The University Record, March 11, 2002

Slam seasons: New fad or old standby?

By Joanne Nesbit
News and Information Services

The Slam Season is under way. With more than 90 certified poetry slams across the country—events in which participants perform their work and are judged by members of the audience—performance poets are lining up to show their stuff. Last year’s National Poetry Slam’s finals attracted an audience that filled a 4,000 seat auditorium in Seattle, where 56 teams and 238 participants went head to head. An equal, if not greater, audience is expected at this year’s finals in Minneapolis in August, says Deborah Marsh, national secretary of Poetry Slam, Inc., the official nonprofit organization charged with overseeing the international coalition of poetry slams.
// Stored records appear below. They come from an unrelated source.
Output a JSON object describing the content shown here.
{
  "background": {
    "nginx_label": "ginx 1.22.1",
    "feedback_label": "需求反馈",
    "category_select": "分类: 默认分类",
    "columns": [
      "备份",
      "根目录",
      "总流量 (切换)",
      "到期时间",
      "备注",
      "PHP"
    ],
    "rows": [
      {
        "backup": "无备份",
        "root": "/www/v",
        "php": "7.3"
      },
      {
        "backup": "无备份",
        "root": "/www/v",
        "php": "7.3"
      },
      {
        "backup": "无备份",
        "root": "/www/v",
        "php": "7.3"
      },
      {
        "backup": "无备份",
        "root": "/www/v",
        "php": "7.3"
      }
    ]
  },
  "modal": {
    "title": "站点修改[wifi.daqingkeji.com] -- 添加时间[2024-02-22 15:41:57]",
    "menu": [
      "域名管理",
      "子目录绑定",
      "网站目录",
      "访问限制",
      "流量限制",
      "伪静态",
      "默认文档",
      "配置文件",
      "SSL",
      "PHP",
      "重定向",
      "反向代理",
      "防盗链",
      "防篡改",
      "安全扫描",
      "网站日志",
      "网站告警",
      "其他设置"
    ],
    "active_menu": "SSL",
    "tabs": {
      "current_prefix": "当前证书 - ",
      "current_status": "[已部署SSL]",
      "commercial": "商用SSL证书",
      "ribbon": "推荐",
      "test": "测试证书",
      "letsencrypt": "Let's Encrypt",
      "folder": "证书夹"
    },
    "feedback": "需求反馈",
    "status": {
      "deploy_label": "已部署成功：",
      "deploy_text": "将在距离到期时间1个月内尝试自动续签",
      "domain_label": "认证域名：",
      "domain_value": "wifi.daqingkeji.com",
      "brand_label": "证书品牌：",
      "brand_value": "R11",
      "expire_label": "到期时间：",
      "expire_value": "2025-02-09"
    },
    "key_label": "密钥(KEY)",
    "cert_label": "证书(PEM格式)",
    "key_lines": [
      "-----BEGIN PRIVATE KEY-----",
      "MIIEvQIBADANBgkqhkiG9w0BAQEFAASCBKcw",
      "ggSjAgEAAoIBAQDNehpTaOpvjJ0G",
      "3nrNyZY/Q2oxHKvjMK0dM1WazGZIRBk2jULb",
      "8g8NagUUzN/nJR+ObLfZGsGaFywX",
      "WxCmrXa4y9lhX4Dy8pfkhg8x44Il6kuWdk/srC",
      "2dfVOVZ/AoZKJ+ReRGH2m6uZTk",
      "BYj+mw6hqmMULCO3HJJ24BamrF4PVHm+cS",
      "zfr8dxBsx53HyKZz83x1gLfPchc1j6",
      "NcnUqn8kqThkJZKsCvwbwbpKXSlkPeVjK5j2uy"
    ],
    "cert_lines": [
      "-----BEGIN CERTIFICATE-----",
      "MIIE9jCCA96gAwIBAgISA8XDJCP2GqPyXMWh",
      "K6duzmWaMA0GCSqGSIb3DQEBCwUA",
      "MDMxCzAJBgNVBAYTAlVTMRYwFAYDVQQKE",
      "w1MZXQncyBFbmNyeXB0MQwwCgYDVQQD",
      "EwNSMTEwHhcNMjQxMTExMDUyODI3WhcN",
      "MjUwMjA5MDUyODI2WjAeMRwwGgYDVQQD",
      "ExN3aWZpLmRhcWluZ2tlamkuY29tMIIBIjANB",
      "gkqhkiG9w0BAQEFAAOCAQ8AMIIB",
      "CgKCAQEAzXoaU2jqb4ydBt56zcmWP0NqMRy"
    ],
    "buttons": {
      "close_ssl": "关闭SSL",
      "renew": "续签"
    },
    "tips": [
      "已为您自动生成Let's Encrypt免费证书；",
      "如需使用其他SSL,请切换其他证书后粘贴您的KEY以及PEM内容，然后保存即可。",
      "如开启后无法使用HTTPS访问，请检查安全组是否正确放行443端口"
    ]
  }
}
Marsh also has been the coach for U-M’s slam teams.

On campus more than a hundred people regularly take their seats to watch and listen to participants compete for the best in satirical art.

Reintroduced in Chicago in the 1980s, the competitions spread rapidly, eventually emerging into a slam circuit, slam masters, geographically organized leagues such as the Midwest League and the Southern Fried League in North Carolina.

But can Chicago really claim the birth of poetry slams? No, says Derek Collins, professor of classical studies. The ancient Greeks started the craze. “They held poetic competitions at large public festivals as well as at local festivals, performing within such genres as tragedy, comedy, and even snippets from Homer. Rhapsodists recited with a competitive zeal their own works as well as different scenes from the Iliad and Odyssey, all before live audiences.”

These poetic warriors often were financed by autocrats, Collins says. “They were like the rock stars of today—pop icons.” Except, if the audience laughed in the “wrong” places, the competitor likely would not be paid.

Guilds existed for the training of rhapsodists. And improvisation not was only accepted but encouraged—what in today’s slams is referred to as extemporaneity. And there were games such as skolion, which means crooked, where participants could show off how educated they were by handing off lines of lyrics between participants.

These local competitions took place at dinner parties where participants also stitched songs together often connecting the beginning of one with the end of a song or poem. Sound familiar? Consider the rap music with its rhythmic and/or rhyming speech.

U-M, site of the 2001 collegiate national finals, will host a slam at 9 p.m. March 15 in the Michigan League Underground to celebrate women as part of Women’s History Month. The featured poet will be Natalie Knaizk.